DATA UNDER STUDY Start Marker
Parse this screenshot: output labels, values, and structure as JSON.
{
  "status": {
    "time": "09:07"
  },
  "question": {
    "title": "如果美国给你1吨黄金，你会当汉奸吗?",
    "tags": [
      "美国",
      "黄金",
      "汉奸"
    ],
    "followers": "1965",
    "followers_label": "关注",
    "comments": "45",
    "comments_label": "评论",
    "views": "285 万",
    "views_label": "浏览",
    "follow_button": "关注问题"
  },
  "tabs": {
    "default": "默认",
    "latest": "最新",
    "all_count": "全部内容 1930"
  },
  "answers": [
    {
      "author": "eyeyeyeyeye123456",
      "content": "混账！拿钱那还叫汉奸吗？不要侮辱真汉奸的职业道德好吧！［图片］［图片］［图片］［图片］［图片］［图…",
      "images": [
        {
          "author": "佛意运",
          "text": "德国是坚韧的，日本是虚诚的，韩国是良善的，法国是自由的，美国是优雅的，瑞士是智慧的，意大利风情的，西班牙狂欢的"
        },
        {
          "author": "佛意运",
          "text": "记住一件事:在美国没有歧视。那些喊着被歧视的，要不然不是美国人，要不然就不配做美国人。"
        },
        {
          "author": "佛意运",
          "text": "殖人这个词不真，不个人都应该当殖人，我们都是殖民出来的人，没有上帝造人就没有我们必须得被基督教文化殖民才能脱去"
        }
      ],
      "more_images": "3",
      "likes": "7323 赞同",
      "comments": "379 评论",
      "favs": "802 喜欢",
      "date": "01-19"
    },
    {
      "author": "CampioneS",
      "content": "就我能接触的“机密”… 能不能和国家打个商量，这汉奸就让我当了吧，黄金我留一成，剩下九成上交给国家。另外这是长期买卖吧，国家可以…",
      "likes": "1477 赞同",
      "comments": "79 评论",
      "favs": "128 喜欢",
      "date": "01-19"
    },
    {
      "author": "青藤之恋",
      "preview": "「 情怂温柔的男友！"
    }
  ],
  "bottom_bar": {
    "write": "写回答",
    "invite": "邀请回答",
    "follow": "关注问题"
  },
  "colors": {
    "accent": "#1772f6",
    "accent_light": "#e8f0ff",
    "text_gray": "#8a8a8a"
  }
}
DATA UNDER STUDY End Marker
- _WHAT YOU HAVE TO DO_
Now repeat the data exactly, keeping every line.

- _FINISHED EXERCISE_
Parse this screenshot: output labels, values, and structure as JSON.
{
  "status": {
    "time": "09:07"
  },
  "question": {
    "title": "如果美国给你1吨黄金，你会当汉奸吗?",
    "tags": [
      "美国",
      "黄金",
      "汉奸"
    ],
    "followers": "1965",
    "followers_label": "关注",
    "comments": "45",
    "comments_label": "评论",
    "views": "285 万",
    "views_label": "浏览",
    "follow_button": "关注问题"
  },
  "tabs": {
    "default": "默认",
    "latest": "最新",
    "all_count": "全部内容 1930"
  },
  "answers": [
    {
      "author": "eyeyeyeyeye123456",
      "content": "混账！拿钱那还叫汉奸吗？不要侮辱真汉奸的职业道德好吧！［图片］［图片］［图片］［图片］［图片］［图…",
      "images": [
        {
          "author": "佛意运",
          "text": "德国是坚韧的，日本是虚诚的，韩国是良善的，法国是自由的，美国是优雅的，瑞士是智慧的，意大利风情的，西班牙狂欢的"
        },
        {
          "author": "佛意运",
          "text": "记住一件事:在美国没有歧视。那些喊着被歧视的，要不然不是美国人，要不然就不配做美国人。"
        },
        {
          "author": "佛意运",
          "text": "殖人这个词不真，不个人都应该当殖人，我们都是殖民出来的人，没有上帝造人就没有我们必须得被基督教文化殖民才能脱去"
        }
      ],
      "more_images": "3",
      "likes": "7323 赞同",
      "comments": "379 评论",
      "favs": "802 喜欢",
      "date": "01-19"
    },
    {
      "author": "CampioneS",
      "content": "就我能接触的“机密”… 能不能和国家打个商量，这汉奸就让我当了吧，黄金我留一成，剩下九成上交给国家。另外这是长期买卖吧，国家可以…",
      "likes": "1477 赞同",
      "comments": "79 评论",
      "favs": "128 喜欢",
      "date": "01-19"
    },
    {
      "author": "青藤之恋",
      "preview": "「 情怂温柔的男友！"
    }
  ],
  "bottom_bar": {
    "write": "写回答",
    "invite": "邀请回答",
    "follow": "关注问题"
  },
  "colors": {
    "accent": "#1772f6",
    "accent_light": "#e8f0ff",
    "text_gray": "#8a8a8a"
  }
}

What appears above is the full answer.